Types of inverters

Last modified on March 9, 2020

Common inverter topologies
System design varies by topology, so they are not necessarily apples-to-apples comparable.

Battery based inverters
All battery based inverters require batteries. The batteries are the basis for the entire system (hence ‘battery based’). Solar energy always charges the batteries first. These systems are known as ‘DC coupled’ because the DC (ie the batteries) are the point at which the various parts (ie inverter, solar chargers, etc) couple together, or transmit energy to each other. These system have lots of discrete parts to be wired together. The low voltage battery banks can be built out of many different battery types.

  • Off grid battery based inverters – cannot net meter, cannot sell back to the grid, cannot prioritize solar energy. They can take a grid connection, but they assume this is a generator and simply pass the AC energy through to the loads while taking AC energy to maintain the batteries. Can be based on 12, 24, or 48 Volt battery banks.
  • Grid-tie battery based inverters – can net meter, can sell back, can prioritize solar energy. These can also generally integrate well with a generator. Based on 48 Volt battery banks. These systems offer the most overall flexibility and adaptability but carry the most complexity, size, and cost when compare to other grid-tie options. With a higher and more complex part count they also have more failure points, but the inverter technology itself has the longest track record of any options other than the off-grid battery based inverters, above.

Outback Power and Magnum Energy are two manufacturers of battery based inverters.

Batteryless grid tie inverters

No batteries or capacity for batteries at the inverter.

Grid tie only. Design for energy generation only.

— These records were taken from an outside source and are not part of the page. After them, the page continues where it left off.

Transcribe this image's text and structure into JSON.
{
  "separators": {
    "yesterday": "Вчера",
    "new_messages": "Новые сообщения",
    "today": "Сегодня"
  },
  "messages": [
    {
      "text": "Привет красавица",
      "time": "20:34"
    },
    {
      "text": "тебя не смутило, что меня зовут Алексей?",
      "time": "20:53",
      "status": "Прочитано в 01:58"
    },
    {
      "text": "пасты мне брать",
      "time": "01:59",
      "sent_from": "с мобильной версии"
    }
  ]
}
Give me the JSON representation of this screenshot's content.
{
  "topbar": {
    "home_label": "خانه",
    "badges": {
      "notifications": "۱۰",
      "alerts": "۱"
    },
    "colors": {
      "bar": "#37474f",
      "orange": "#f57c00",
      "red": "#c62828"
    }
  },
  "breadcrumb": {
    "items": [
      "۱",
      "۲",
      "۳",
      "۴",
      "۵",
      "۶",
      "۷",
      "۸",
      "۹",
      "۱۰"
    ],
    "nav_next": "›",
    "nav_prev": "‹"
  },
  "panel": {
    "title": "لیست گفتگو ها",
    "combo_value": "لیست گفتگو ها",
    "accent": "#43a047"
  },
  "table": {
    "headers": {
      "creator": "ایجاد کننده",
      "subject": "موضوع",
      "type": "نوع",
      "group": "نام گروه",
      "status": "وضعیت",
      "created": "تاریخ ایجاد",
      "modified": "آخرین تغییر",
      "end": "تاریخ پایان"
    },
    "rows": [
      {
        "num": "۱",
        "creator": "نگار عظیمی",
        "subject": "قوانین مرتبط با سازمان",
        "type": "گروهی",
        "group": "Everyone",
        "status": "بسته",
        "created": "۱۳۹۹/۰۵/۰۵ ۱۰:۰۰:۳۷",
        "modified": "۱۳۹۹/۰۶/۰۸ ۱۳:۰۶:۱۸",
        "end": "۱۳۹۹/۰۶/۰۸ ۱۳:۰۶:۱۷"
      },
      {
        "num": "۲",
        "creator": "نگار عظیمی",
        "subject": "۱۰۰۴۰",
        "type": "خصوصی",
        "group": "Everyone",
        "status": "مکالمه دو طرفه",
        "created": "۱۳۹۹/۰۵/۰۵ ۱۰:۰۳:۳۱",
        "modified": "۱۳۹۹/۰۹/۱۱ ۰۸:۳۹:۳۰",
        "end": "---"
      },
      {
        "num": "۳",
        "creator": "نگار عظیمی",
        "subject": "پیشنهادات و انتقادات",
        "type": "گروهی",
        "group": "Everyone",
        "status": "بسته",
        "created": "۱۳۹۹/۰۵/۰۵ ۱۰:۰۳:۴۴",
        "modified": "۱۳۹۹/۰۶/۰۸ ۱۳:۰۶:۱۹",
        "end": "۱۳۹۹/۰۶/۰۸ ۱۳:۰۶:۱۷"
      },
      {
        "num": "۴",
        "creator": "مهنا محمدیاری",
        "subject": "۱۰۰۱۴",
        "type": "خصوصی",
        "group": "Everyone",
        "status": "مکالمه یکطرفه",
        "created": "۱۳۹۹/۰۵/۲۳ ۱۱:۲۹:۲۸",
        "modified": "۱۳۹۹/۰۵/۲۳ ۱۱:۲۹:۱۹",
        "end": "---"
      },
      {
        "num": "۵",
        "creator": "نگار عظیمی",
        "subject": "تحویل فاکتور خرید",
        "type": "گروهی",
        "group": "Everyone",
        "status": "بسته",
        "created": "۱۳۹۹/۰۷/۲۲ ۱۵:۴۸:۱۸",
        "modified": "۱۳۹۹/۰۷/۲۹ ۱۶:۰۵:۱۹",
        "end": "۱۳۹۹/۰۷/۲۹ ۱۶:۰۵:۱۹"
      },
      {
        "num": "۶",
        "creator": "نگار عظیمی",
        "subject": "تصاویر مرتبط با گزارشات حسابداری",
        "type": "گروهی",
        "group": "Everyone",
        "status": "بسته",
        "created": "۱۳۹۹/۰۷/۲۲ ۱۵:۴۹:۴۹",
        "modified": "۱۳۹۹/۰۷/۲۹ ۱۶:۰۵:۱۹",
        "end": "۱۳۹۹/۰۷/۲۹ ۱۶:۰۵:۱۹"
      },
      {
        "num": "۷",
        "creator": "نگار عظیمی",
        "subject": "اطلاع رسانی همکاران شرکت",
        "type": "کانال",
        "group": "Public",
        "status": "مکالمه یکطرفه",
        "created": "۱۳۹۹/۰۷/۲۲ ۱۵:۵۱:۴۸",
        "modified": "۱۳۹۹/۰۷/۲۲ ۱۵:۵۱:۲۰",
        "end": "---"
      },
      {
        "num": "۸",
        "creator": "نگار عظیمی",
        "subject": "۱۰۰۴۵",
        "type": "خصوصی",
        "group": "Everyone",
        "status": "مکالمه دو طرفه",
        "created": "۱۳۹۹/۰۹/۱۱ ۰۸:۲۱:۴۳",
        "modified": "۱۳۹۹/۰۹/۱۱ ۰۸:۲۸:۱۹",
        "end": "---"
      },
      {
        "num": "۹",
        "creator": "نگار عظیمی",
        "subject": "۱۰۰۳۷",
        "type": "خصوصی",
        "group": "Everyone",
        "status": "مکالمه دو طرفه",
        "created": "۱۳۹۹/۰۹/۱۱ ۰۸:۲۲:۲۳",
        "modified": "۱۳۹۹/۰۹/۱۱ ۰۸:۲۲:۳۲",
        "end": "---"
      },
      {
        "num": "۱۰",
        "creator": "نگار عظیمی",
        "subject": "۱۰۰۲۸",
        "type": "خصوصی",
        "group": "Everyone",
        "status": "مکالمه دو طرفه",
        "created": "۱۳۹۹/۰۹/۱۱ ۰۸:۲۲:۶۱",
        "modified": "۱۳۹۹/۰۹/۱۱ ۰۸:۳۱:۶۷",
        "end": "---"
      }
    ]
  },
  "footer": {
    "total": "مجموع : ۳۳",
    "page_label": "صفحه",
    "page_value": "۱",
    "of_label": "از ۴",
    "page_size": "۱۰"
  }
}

No backup power.

These are solar inverters; there is one conversion happening from solar power to grid power.

Simplest and least expensive option for energy generation.

Fronius, SMA, and Enphase all make grid tie inverters. They also make other types.

Hybrid inverters
Combines the function of inverter, solar controller, and battery controller all into one box.

Designed for net metering plus battery backup.

Manages multiple conversions: solar to grid, solar to battery, battery to grid, and grid to battery.

These are also DC coupled systems.

Can be installed with solar only, battery only, or solar plus battery.

Hybrid systems have high voltage battery banks (ie 400VDC) or low voltage (48VDC). Systems with high voltage batteries are usually a proprietary package. Technologically, there is no need for the batteries to be proprietary, but the market hasn’t caught up yet.

Some hybrid inverters support generator integration, others do not.

AC Coupled systems
AC coupled systems transmit energy to each other using AC power. The Tesla Powerwall is an AC coupled backup power system. It includes both an inverter and a battery in one package. An AC coupled device could be added to a batteryless grid tie inverter to achieve battery backup. There would be no generator integration or generator charging of the batteries this way.